Problem details: Examine each line of the data. Copy the line if it includes the word "templates".

Dataset rows for apps and sites:
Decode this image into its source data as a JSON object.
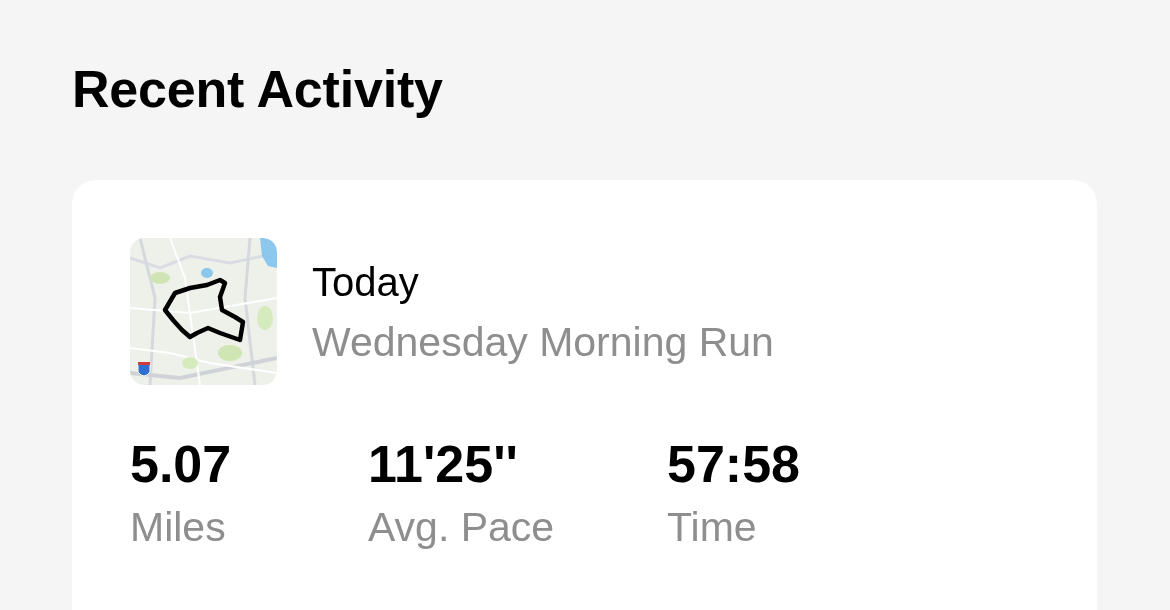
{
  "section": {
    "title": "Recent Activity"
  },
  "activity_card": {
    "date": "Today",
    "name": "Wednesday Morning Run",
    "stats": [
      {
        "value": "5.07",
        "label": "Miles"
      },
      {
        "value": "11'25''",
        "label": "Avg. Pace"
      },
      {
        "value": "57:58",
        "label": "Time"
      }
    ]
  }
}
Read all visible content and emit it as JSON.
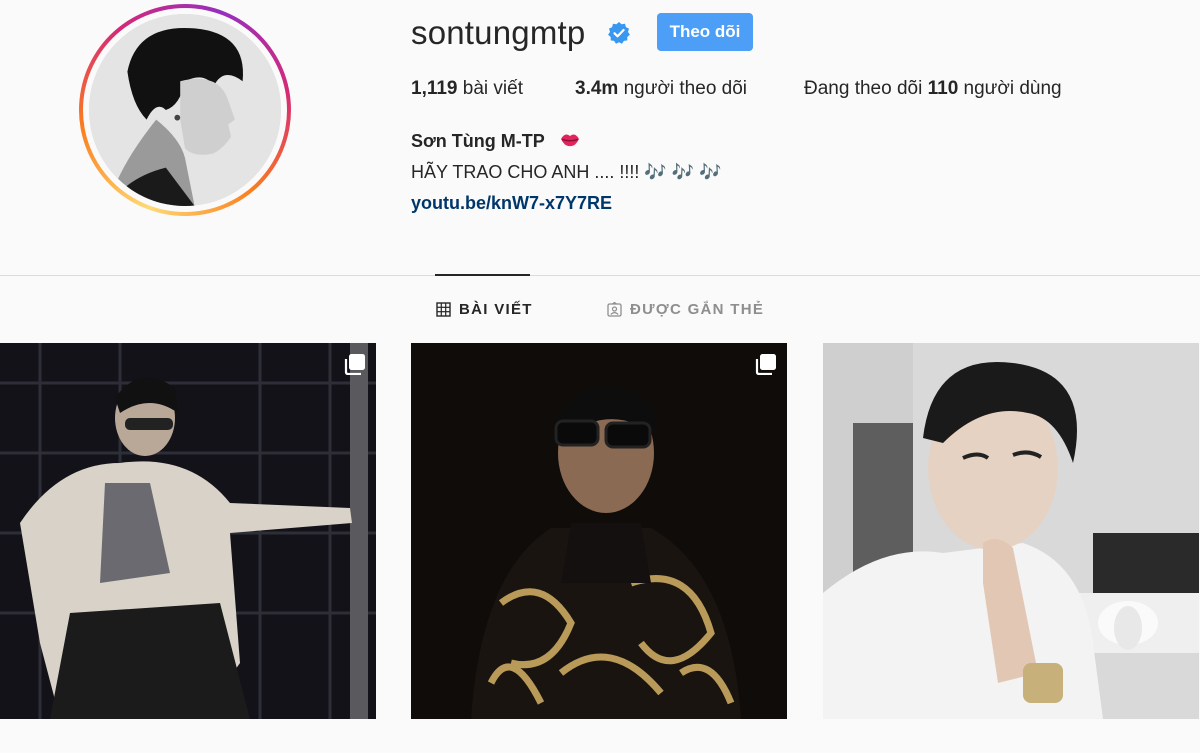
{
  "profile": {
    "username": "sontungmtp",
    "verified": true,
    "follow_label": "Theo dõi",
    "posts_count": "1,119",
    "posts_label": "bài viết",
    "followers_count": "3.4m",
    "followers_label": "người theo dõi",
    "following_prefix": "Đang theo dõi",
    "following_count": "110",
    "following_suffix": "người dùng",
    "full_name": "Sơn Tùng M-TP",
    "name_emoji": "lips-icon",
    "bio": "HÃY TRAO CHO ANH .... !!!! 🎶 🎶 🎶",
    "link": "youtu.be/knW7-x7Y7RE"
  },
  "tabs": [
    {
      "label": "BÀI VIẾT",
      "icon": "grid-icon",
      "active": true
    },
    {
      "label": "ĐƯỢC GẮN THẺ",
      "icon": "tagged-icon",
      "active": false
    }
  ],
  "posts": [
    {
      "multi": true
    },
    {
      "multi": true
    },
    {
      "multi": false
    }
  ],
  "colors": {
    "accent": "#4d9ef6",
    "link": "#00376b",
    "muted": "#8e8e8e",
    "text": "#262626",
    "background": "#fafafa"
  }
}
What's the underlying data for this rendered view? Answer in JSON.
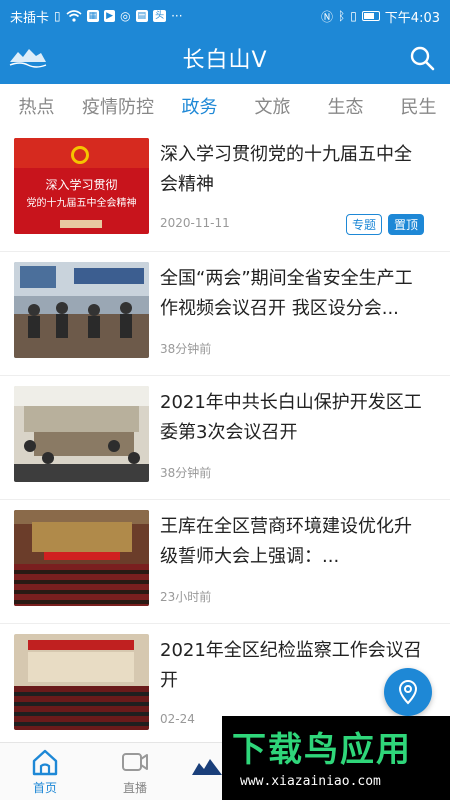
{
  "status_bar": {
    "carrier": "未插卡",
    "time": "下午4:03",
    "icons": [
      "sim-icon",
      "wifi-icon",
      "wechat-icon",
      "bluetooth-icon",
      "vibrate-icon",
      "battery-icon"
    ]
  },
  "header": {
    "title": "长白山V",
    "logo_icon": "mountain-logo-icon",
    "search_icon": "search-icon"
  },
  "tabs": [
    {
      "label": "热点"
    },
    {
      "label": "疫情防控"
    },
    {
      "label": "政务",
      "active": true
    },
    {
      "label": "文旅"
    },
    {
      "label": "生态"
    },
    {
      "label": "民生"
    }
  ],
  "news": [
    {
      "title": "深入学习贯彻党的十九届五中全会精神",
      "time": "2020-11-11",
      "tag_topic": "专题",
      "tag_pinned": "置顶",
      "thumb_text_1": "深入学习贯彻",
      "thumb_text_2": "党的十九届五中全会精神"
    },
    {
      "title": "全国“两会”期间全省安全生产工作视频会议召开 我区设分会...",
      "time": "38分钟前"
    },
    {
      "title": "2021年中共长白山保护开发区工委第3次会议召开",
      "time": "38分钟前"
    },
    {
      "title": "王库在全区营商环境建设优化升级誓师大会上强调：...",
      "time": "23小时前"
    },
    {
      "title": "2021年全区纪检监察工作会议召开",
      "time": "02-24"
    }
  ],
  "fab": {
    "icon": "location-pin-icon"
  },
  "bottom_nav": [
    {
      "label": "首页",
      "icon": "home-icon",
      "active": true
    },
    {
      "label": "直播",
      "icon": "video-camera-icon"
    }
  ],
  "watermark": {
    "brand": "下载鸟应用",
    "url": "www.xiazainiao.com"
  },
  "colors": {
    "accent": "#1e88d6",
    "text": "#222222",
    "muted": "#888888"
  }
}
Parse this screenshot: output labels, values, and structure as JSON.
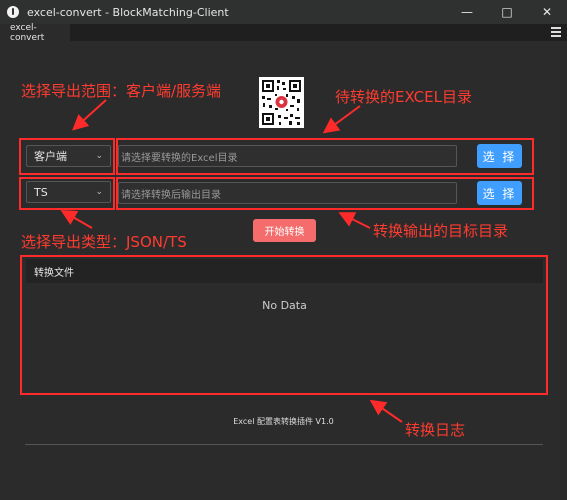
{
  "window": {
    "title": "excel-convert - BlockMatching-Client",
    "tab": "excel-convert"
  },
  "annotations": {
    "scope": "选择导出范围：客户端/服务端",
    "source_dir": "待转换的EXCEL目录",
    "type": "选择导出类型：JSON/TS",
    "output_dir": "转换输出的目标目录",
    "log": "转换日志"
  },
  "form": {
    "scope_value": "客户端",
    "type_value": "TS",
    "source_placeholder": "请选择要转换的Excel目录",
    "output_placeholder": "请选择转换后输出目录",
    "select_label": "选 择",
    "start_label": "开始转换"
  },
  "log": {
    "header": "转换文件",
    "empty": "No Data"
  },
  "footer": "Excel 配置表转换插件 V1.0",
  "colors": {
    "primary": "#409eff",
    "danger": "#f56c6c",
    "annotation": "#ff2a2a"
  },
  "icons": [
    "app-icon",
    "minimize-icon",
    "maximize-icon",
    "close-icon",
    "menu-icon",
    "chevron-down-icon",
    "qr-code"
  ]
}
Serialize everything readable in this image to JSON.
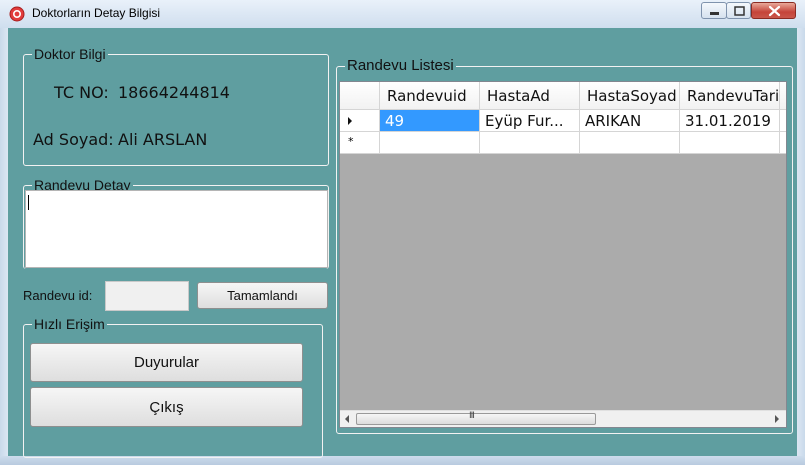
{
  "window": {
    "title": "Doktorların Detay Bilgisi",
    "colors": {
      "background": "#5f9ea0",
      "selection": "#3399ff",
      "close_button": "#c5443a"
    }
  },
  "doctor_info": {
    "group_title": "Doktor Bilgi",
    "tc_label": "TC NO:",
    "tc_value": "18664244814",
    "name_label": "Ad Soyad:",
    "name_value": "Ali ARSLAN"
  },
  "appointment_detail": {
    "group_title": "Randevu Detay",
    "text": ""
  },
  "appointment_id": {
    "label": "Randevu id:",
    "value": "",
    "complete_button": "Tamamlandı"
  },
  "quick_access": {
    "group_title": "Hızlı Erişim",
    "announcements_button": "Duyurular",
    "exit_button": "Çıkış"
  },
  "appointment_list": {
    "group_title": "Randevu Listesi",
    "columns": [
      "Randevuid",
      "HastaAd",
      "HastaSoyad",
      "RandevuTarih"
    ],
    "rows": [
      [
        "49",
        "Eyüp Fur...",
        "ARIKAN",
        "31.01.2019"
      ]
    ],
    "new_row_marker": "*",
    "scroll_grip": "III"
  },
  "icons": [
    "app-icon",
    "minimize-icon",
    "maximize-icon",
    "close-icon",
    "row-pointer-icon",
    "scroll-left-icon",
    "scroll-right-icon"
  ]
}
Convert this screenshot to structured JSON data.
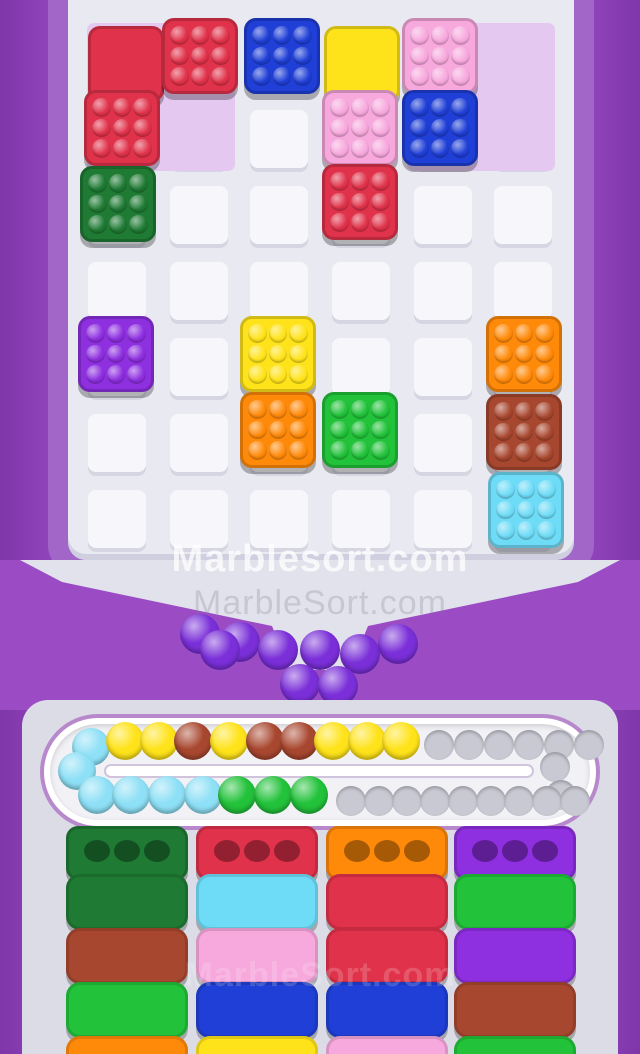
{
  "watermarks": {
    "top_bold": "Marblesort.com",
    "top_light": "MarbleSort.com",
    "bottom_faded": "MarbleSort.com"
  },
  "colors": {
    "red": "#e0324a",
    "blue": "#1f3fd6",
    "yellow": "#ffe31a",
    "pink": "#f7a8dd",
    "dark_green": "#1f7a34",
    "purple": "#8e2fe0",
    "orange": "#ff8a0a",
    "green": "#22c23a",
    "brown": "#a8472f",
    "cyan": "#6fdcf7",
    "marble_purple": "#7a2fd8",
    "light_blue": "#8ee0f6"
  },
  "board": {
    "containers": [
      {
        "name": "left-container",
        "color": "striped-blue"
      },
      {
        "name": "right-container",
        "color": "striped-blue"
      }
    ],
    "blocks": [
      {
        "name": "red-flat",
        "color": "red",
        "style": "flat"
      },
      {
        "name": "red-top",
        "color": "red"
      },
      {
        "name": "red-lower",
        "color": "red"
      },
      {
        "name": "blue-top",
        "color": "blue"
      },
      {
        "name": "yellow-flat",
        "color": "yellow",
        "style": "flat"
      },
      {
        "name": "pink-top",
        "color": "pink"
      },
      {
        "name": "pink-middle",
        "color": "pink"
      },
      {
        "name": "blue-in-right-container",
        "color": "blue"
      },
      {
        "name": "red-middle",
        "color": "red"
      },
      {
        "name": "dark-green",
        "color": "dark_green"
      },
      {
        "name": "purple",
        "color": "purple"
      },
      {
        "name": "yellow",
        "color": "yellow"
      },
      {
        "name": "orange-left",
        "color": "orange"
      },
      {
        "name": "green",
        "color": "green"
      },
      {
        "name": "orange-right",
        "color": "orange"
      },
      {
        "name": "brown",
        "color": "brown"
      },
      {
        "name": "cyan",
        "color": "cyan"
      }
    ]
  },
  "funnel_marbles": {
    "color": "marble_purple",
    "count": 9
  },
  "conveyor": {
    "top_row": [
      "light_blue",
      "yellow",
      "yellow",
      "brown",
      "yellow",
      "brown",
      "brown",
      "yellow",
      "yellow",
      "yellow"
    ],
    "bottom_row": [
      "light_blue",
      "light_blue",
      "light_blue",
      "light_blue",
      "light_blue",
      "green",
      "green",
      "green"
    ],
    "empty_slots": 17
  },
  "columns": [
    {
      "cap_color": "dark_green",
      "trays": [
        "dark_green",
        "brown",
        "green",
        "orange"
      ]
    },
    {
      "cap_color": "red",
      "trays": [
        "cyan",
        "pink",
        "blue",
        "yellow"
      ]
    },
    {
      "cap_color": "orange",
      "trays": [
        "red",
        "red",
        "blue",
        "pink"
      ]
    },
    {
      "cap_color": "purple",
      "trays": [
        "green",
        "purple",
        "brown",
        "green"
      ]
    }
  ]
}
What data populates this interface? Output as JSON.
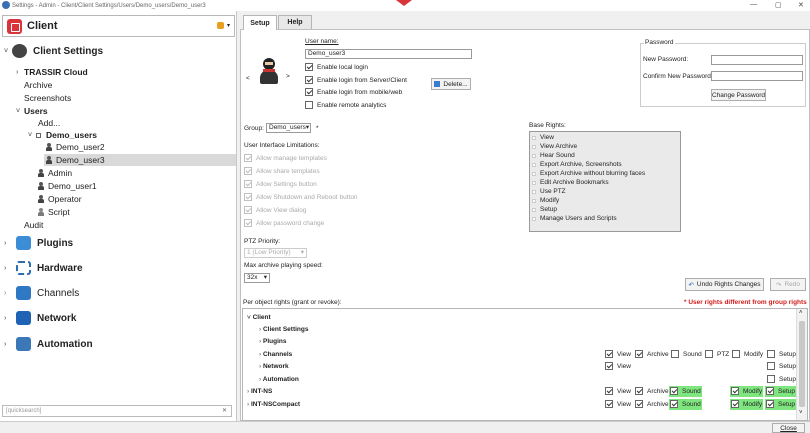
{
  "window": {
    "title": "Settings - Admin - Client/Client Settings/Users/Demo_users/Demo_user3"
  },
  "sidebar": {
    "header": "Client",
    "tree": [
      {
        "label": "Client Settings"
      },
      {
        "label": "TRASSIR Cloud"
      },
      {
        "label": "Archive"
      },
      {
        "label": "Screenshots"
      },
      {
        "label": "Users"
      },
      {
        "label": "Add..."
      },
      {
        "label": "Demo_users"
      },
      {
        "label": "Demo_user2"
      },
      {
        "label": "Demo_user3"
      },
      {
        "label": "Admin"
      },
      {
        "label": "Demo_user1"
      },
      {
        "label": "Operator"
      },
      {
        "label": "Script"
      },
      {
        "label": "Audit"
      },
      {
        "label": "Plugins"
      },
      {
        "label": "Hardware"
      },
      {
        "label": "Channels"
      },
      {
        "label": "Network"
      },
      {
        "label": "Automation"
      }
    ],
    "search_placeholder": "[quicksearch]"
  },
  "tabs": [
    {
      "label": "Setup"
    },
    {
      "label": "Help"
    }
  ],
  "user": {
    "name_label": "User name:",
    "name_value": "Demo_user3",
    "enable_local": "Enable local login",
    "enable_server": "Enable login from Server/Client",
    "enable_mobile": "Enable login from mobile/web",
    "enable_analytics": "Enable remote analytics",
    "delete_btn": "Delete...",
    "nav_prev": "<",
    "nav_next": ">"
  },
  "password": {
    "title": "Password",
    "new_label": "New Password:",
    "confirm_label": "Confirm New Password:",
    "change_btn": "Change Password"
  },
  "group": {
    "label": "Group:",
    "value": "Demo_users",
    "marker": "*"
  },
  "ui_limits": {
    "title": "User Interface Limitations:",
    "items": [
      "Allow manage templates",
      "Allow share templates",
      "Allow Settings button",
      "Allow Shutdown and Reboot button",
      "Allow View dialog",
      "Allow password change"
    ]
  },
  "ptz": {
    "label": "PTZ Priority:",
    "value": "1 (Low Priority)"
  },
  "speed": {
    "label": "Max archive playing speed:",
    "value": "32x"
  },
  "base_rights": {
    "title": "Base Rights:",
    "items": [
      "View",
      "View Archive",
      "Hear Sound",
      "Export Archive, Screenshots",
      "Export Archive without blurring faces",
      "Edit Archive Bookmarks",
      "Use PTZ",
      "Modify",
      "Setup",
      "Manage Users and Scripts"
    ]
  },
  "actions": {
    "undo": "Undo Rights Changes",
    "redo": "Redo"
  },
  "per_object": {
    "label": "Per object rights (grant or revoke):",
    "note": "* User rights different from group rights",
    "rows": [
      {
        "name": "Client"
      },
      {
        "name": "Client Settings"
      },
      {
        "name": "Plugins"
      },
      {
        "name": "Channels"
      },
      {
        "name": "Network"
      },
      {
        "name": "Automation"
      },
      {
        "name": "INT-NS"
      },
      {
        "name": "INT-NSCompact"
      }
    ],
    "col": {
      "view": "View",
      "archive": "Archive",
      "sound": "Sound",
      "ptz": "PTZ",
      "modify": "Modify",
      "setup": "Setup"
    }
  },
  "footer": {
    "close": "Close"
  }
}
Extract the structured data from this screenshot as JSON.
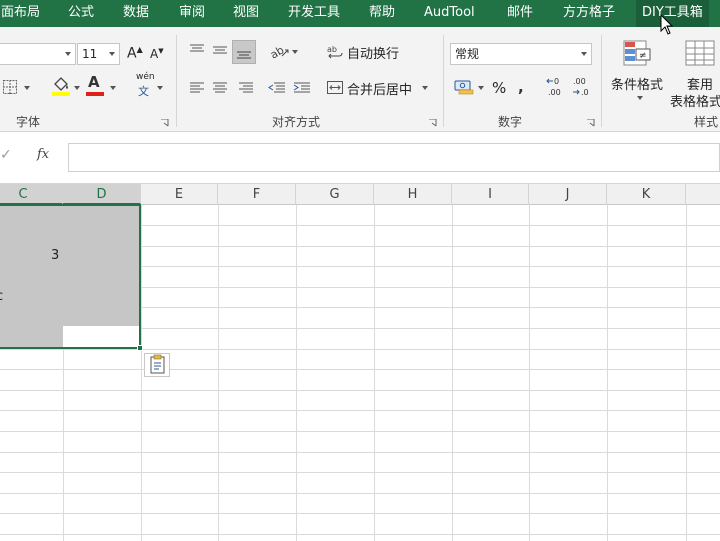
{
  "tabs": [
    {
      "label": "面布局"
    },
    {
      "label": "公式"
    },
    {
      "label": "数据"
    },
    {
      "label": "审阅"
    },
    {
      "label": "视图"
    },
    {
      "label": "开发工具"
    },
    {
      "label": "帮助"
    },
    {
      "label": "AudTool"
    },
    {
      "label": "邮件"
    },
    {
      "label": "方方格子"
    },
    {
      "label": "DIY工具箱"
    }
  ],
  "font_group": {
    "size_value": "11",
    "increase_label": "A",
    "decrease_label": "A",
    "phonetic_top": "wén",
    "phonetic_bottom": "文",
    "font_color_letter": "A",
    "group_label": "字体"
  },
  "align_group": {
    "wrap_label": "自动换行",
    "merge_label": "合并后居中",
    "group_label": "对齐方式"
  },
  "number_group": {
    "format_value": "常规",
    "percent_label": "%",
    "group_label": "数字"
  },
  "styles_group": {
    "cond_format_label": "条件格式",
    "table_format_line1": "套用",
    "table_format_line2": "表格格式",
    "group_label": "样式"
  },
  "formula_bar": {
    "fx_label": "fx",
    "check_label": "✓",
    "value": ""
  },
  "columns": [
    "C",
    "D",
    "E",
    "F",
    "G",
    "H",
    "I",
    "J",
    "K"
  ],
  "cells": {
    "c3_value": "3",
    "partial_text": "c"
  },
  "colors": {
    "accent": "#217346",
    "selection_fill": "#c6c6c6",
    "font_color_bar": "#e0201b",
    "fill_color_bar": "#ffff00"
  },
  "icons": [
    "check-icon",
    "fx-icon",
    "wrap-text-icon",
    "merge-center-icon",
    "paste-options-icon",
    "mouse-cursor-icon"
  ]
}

Solution to the exercise:
      "Allow manage templates",
      "Allow share templates",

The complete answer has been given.